on April 11, 2003
I was not a mathematics major, and only in recent years have I ventured into abstract mathematics. I was motivated to learn about topology as an aid to understanding a particular 3-D earth modeling application.
I read Introduction to Topology in three stages: as a review of set theory and metric spaces (chapters 1 and 2), then as an introduction to topology (chapter 3), and lastly as a detailed look at two important topological properties, connectedness (chapter 4) and compactness (chapter 5). I had previously read (and reviewed) another book titled Metric Spaces by Victor Bryant, but Mendelson is my first serious look at topology.
My reading of Mendelson - a 200-page text - required about 100 hours, substantially longer than the 40 to 60 hours estimated by an earlier reviewer. No solutions are provided for the section problems, which are generally proofs, not explicit problems.
The first chapter provides a concise overview of set theory and functions that is essential for Mendelson's later chapters on subsequent set-theoretic analysis of metric spaces and topology.
The second chapter is a solid introduction to metric spaces with good discussions on continuity, open balls and neighborhoods, limits from a metric space perspective, open sets and closed sets, subspaces, and equivalence of metric spaces. Chapter 2 concludes with a brief introduction to Hilbert space.
The third chapter introduces topological spaces as a generalization of metric spaces, and many theorems are largely restatements of the metric space theorems derived in chapter 2. I was thankful for this approach.

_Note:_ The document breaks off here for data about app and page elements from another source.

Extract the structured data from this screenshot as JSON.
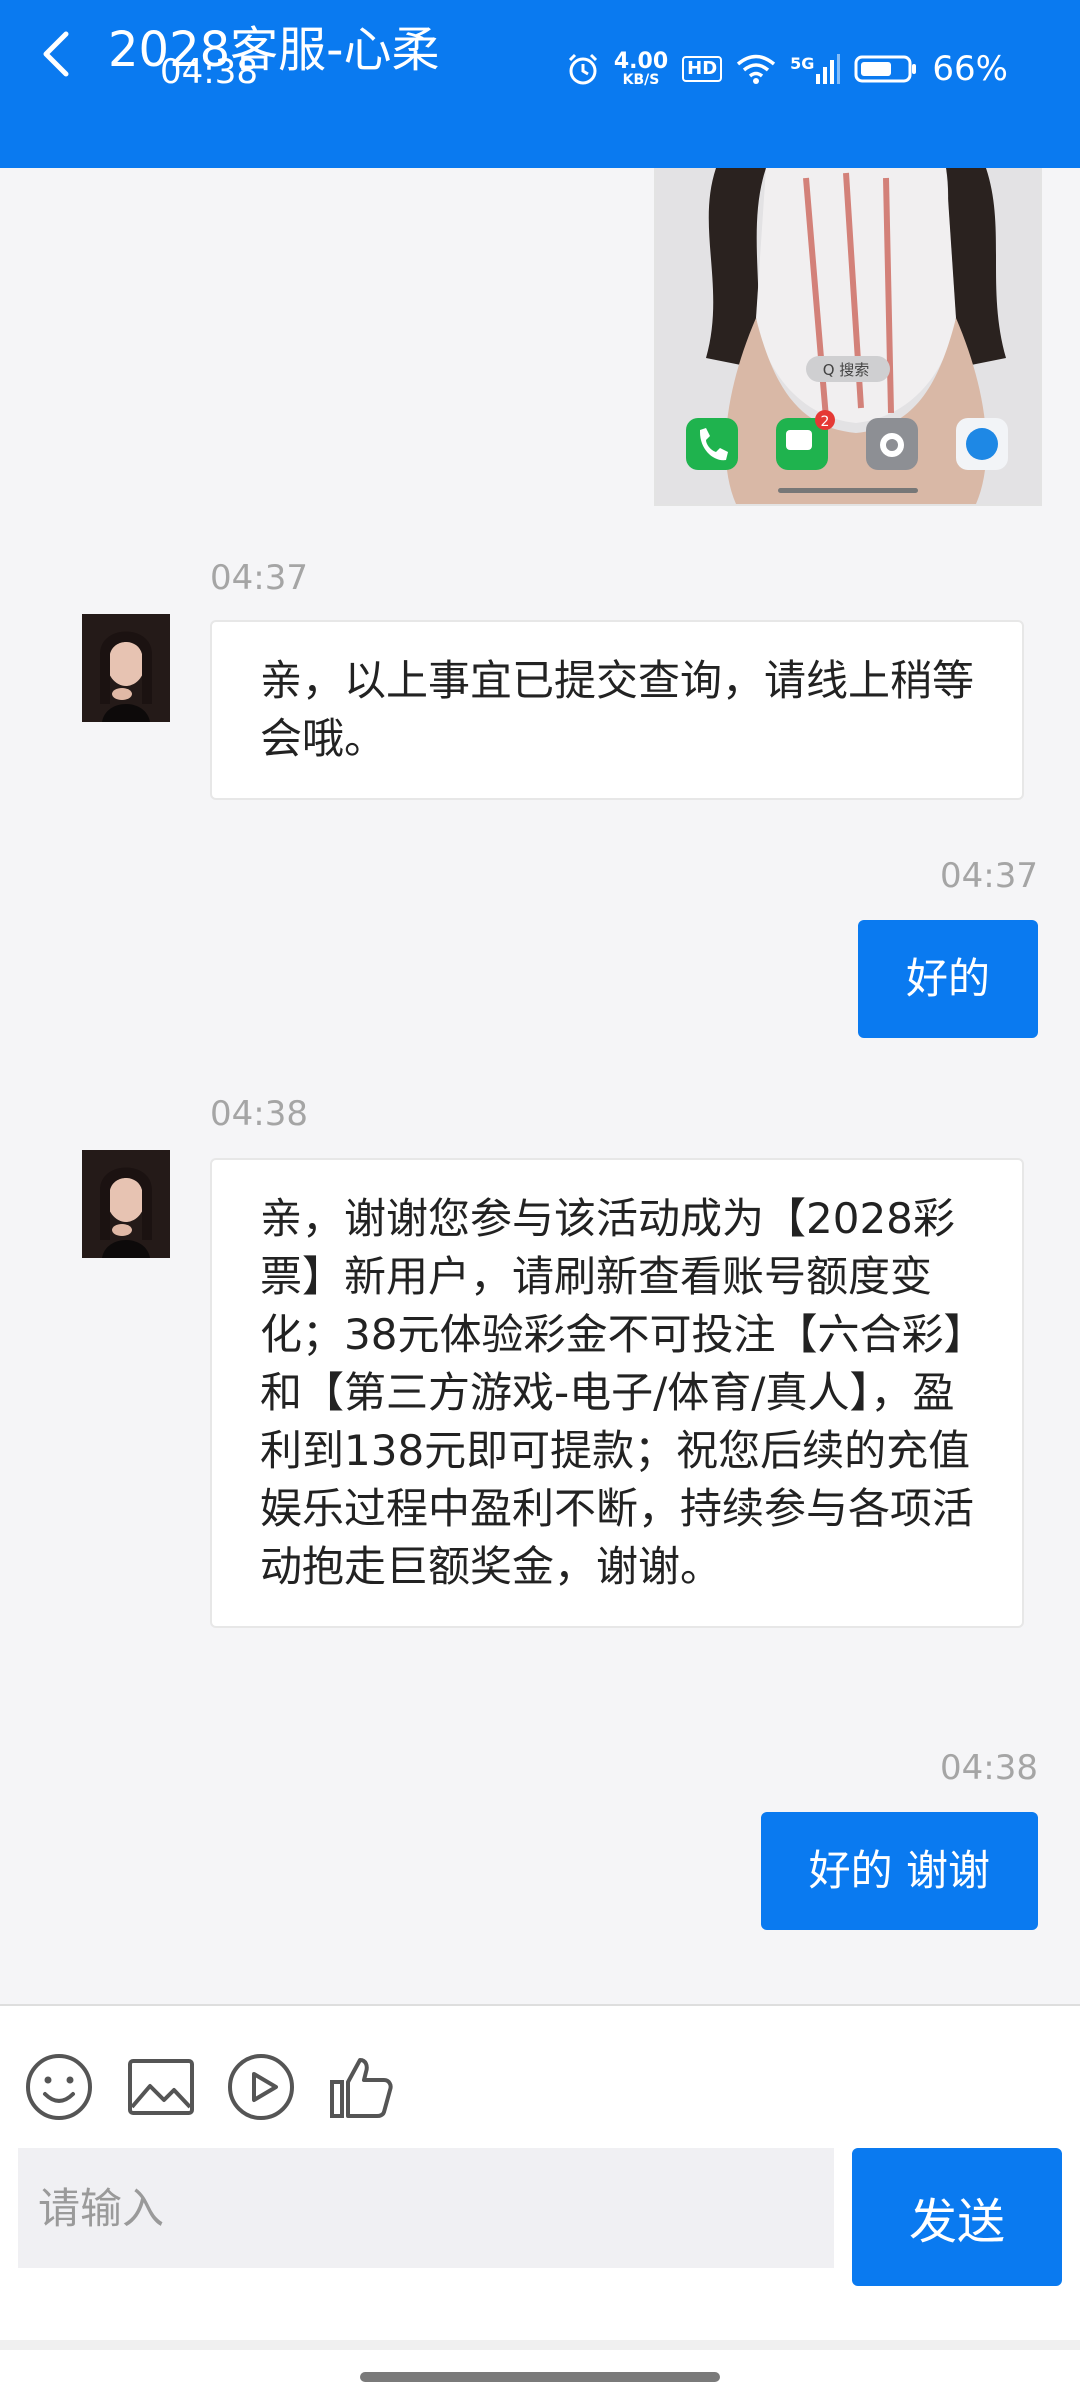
{
  "header": {
    "title": "2028客服-心柔",
    "time": "04:38",
    "battery": "66%",
    "net_speed_value": "4.00",
    "net_speed_unit": "KB/S",
    "hd": "HD",
    "network": "5G",
    "background_color": "#0a7af0"
  },
  "image_message": {
    "search_label": "Q 搜索",
    "badge_count": "2"
  },
  "messages": [
    {
      "side": "left",
      "time": "04:37",
      "text": "亲，以上事宜已提交查询，请线上稍等会哦。"
    },
    {
      "side": "right",
      "time": "04:37",
      "text": "好的"
    },
    {
      "side": "left",
      "time": "04:38",
      "text": "亲，谢谢您参与该活动成为【2028彩票】新用户，请刷新查看账号额度变化；38元体验彩金不可投注【六合彩】和【第三方游戏-电子/体育/真人】，盈利到138元即可提款；祝您后续的充值娱乐过程中盈利不断，持续参与各项活动抱走巨额奖金，谢谢。"
    },
    {
      "side": "right",
      "time": "04:38",
      "text": "好的 谢谢"
    }
  ],
  "composer": {
    "placeholder": "请输入",
    "send_label": "发送",
    "tools": [
      "emoji-icon",
      "image-icon",
      "video-icon",
      "thumbs-up-icon"
    ]
  },
  "colors": {
    "accent": "#0a7af0",
    "chat_background": "#f5f5f7",
    "timestamp": "#a5a5a5"
  }
}
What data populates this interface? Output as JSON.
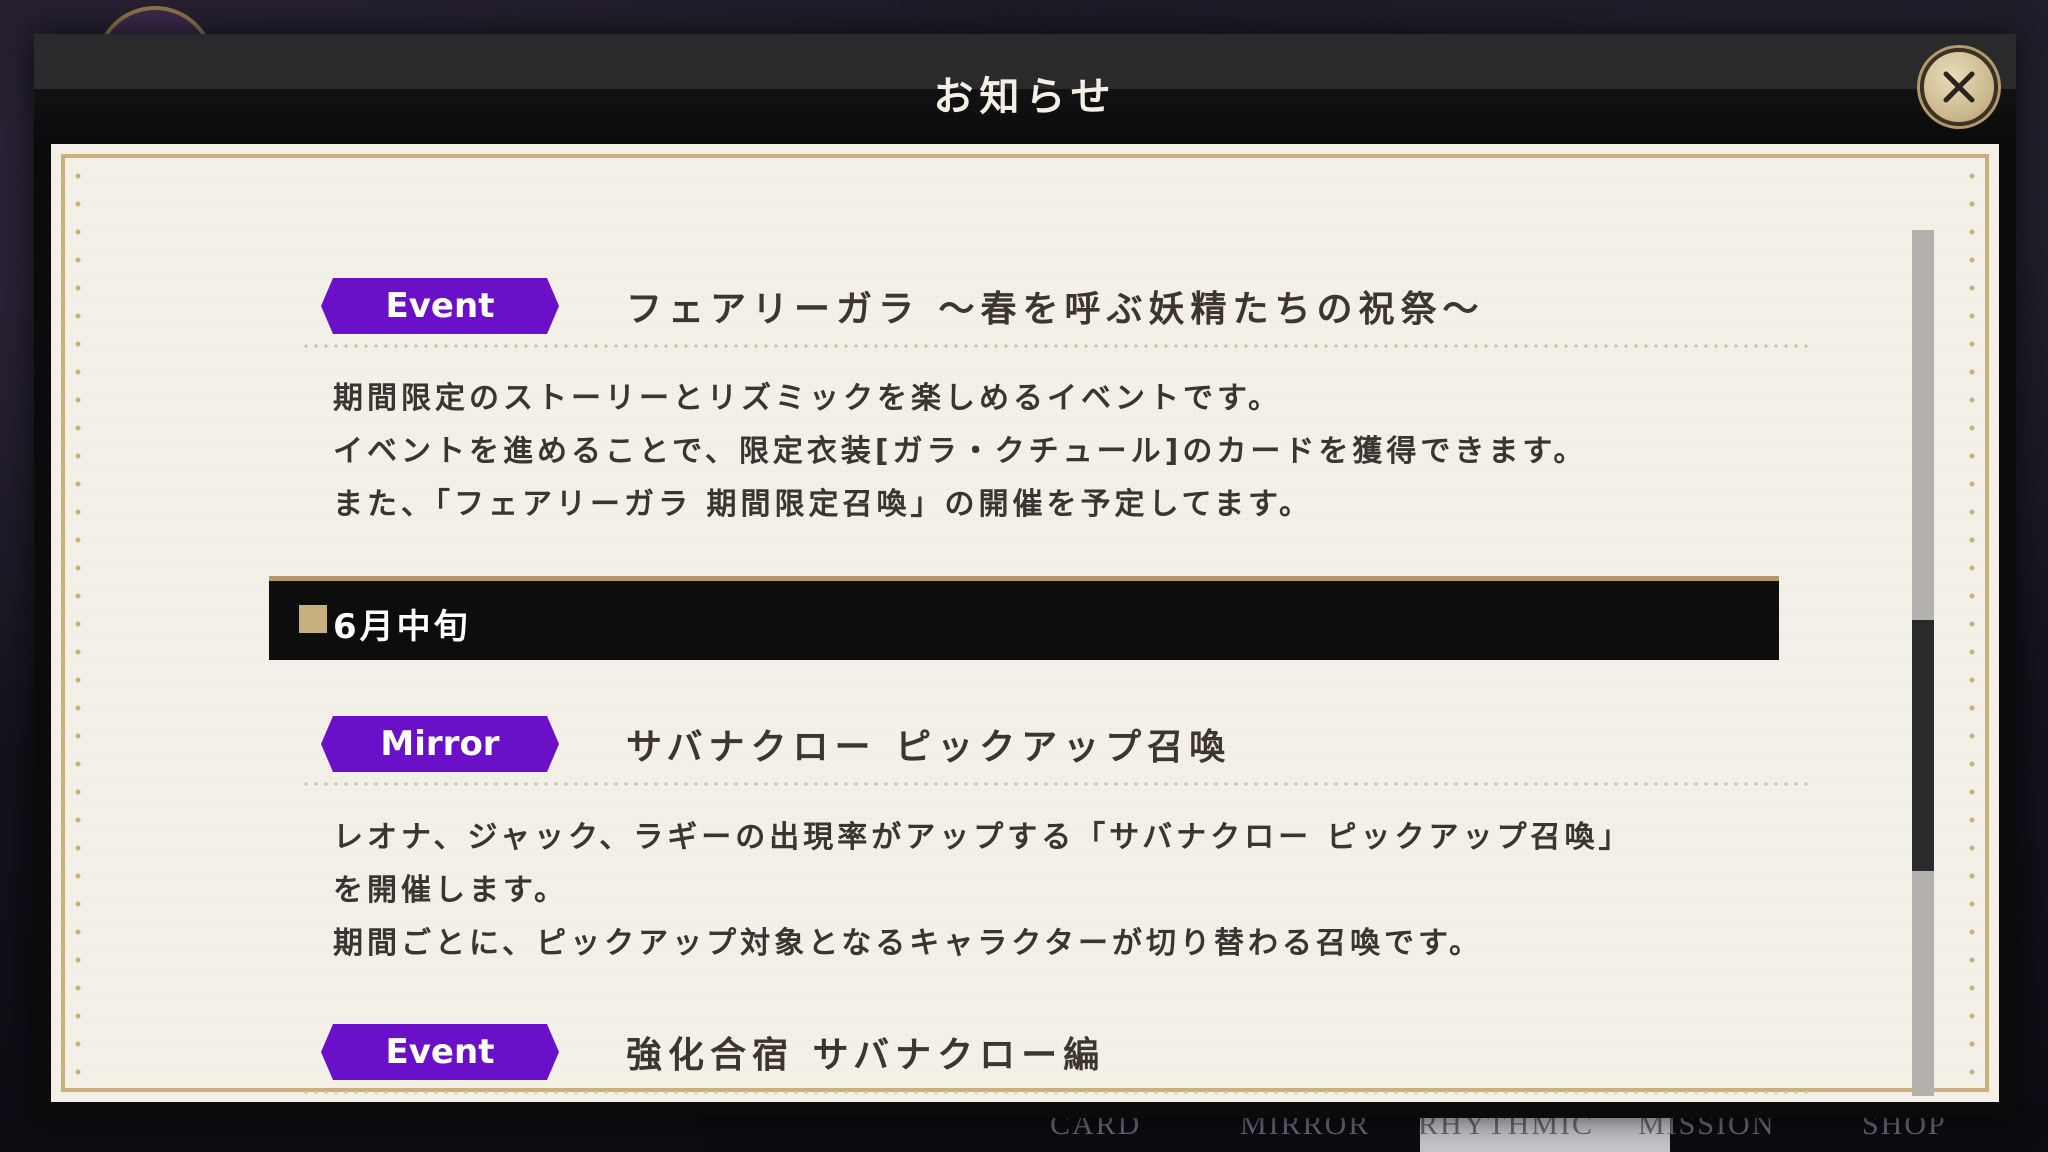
{
  "background": {
    "nav_items": [
      "CARD",
      "MIRROR",
      "RHYTHMIC",
      "MISSION",
      "SHOP"
    ]
  },
  "modal": {
    "title": "お知らせ",
    "close_icon": "close-icon"
  },
  "notices": [
    {
      "tag": "Event",
      "title": "フェアリーガラ ～春を呼ぶ妖精たちの祝祭～",
      "body": [
        "期間限定のストーリーとリズミックを楽しめるイベントです。",
        "イベントを進めることで、限定衣装[ガラ・クチュール]のカードを獲得できます。",
        "また、「フェアリーガラ 期間限定召喚」の開催を予定してます。"
      ]
    },
    {
      "tag": "Mirror",
      "title": "サバナクロー ピックアップ召喚",
      "body": [
        "レオナ、ジャック、ラギーの出現率がアップする「サバナクロー ピックアップ召喚」",
        "を開催します。",
        "期間ごとに、ピックアップ対象となるキャラクターが切り替わる召喚です。"
      ]
    },
    {
      "tag": "Event",
      "title": "強化合宿 サバナクロー編",
      "body": []
    }
  ],
  "section": {
    "date_label": "6月中旬"
  },
  "scroll": {
    "position_fraction": 0.45,
    "visible_fraction": 0.29
  },
  "colors": {
    "tag_purple": "#6a10c8",
    "gold_frame": "#c9b07c",
    "paper": "#f3f0e8"
  }
}
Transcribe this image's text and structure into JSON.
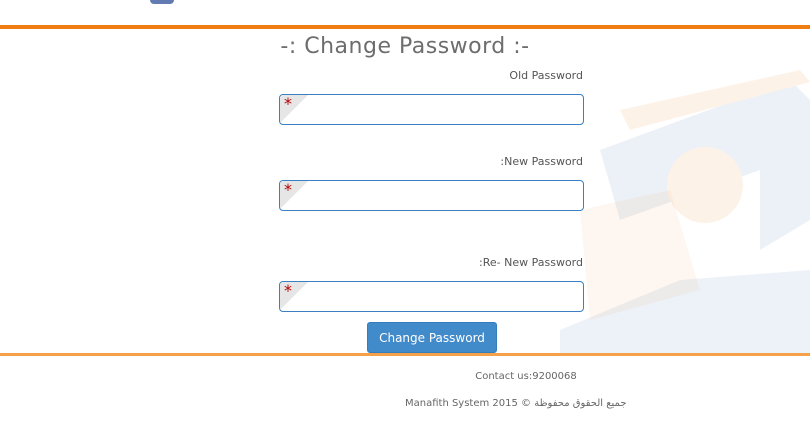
{
  "form": {
    "title": "-: Change Password :-",
    "fields": [
      {
        "label": "Old Password",
        "required_mark": "*",
        "value": ""
      },
      {
        "label": ":New Password",
        "required_mark": "*",
        "value": ""
      },
      {
        "label": ":Re- New Password",
        "required_mark": "*",
        "value": ""
      }
    ],
    "submit_label": "Change Password"
  },
  "footer": {
    "contact": "Contact us:9200068",
    "copyright": "Manafith System 2015 © جميع الحقوق محفوظة"
  },
  "colors": {
    "accent_orange": "#f07c14",
    "button_blue": "#428bca",
    "input_border": "#3b80c2",
    "required_red": "#b40000"
  }
}
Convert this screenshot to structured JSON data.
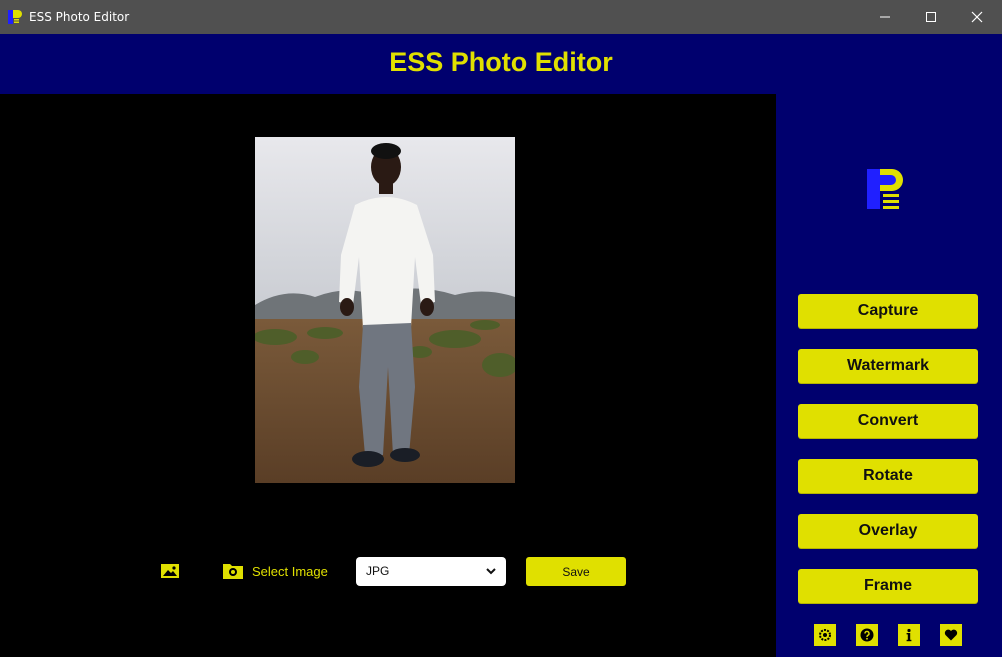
{
  "window": {
    "title": "ESS Photo Editor",
    "controls": [
      "minimize",
      "maximize",
      "close"
    ]
  },
  "header": {
    "title": "ESS Photo Editor"
  },
  "colors": {
    "accent": "#e0e000",
    "navy": "#00006e",
    "titlebar": "#505050",
    "canvas": "#000000"
  },
  "preview": {
    "subject": "photo-preview"
  },
  "toolbar": {
    "image_icon": "image-icon",
    "folder_icon": "folder-camera-icon",
    "select_label": "Select Image",
    "format": {
      "selected": "JPG"
    },
    "save_label": "Save"
  },
  "sidebar": {
    "buttons": [
      {
        "label": "Capture"
      },
      {
        "label": "Watermark"
      },
      {
        "label": "Convert"
      },
      {
        "label": "Rotate"
      },
      {
        "label": "Overlay"
      },
      {
        "label": "Frame"
      }
    ],
    "footer_icons": [
      "settings-icon",
      "help-icon",
      "info-icon",
      "heart-icon"
    ]
  }
}
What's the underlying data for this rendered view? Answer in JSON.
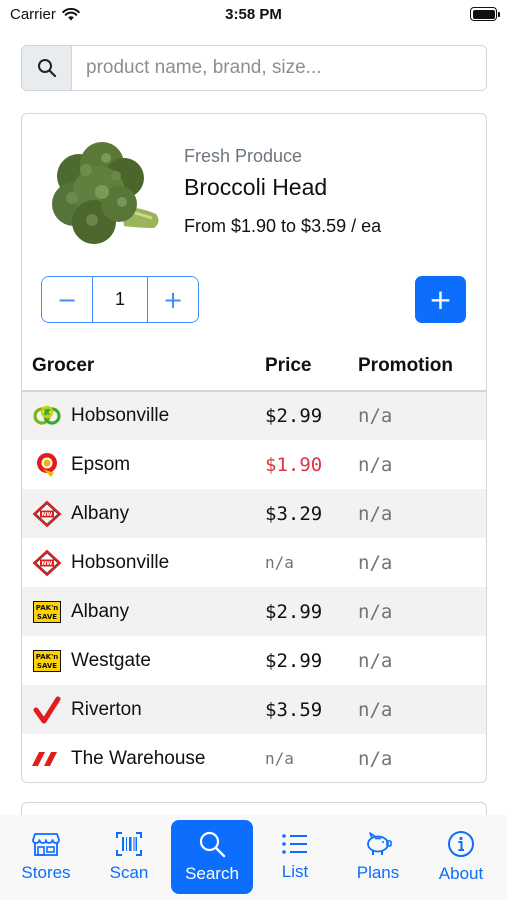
{
  "status_bar": {
    "carrier": "Carrier",
    "time": "3:58 PM"
  },
  "search": {
    "placeholder": "product name, brand, size...",
    "value": ""
  },
  "product": {
    "category": "Fresh Produce",
    "name": "Broccoli Head",
    "price_range": "From $1.90 to $3.59 / ea",
    "quantity": "1",
    "decrement_label": "−",
    "increment_label": "+",
    "add_label": "+"
  },
  "table": {
    "headers": {
      "grocer": "Grocer",
      "price": "Price",
      "promotion": "Promotion"
    },
    "rows": [
      {
        "logo": "countdown-logo",
        "grocer": "Hobsonville",
        "price": "$2.99",
        "promotion": "n/a"
      },
      {
        "logo": "new-world-q-logo",
        "grocer": "Epsom",
        "price": "$1.90",
        "promotion": "n/a"
      },
      {
        "logo": "new-world-logo",
        "grocer": "Albany",
        "price": "$3.29",
        "promotion": "n/a"
      },
      {
        "logo": "new-world-logo",
        "grocer": "Hobsonville",
        "price": "n/a",
        "promotion": "n/a"
      },
      {
        "logo": "paknsave-logo",
        "grocer": "Albany",
        "price": "$2.99",
        "promotion": "n/a"
      },
      {
        "logo": "paknsave-logo",
        "grocer": "Westgate",
        "price": "$2.99",
        "promotion": "n/a"
      },
      {
        "logo": "fresh-choice-logo",
        "grocer": "Riverton",
        "price": "$3.59",
        "promotion": "n/a"
      },
      {
        "logo": "the-warehouse-logo",
        "grocer": "The Warehouse",
        "price": "n/a",
        "promotion": "n/a"
      }
    ]
  },
  "tabs": [
    {
      "label": "Stores",
      "icon": "store-icon"
    },
    {
      "label": "Scan",
      "icon": "barcode-icon"
    },
    {
      "label": "Search",
      "icon": "search-icon",
      "active": true
    },
    {
      "label": "List",
      "icon": "list-icon"
    },
    {
      "label": "Plans",
      "icon": "piggy-bank-icon"
    },
    {
      "label": "About",
      "icon": "info-icon"
    }
  ],
  "colors": {
    "accent": "#0d6efd",
    "lowest_price": "#dc3545",
    "muted": "#6c757d"
  }
}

Mendelson begins chapter 3 by demonstrating that 1) open sets and neighborhoods are preserved in passing from a metric space to its associated topological space and 2) the existence of a one to one correspondence between the collection of all topological spaces and the collection of all neighborhood spaces.
He then reminds us that in a metric space we can say that there are points of a subset A arbitrarily close to a point x if the metric d(x, A) = 0. In characterizing this notion of arbitrary closeness in a topological space, Mendelson introduces the closure of A, the interior of A, and the boundary of A. Other topics included topological functions, continuity, homeomorphism (the equivalence relation), subspaces, and relative topology. The final sections in chapter 3 on products of topological spaces, identification topologies, and categories and functors were more difficult.
In chapter 4 the initial sections (connectedness on the real line, the intermediate value theorem, and fixed point theorems) were largely familiar. But thereafter I became bogged down with the discussions of path-connected topological spaces, especially with the longer proofs involving the concepts of homotopic paths, the fundamental group, and simple connectedness.
Chapter 5, titled Compactness, was even more abstract and difficult, with topics like coverings, finite coverings, subcoverings, compactness, compactness on the real line, products of compact spaces, compact metric spaces, the Lebesgue number, the Bolzano-Weierstrass property, and countability. Perhaps, a reader more familiar with analysis would have less difficulty with the last two chapters.
In summary, Introduction to Topology is quite useful for self-study. Mendelson's short text was intended for a one-semester undergraduate course, and it is thereby ideal for readers that either require a basic introduction to topology, or need a quick review of material previously studied. The last two chapters on connectedness and compactness are substantially more difficult, but are still accessible to the persistent reader.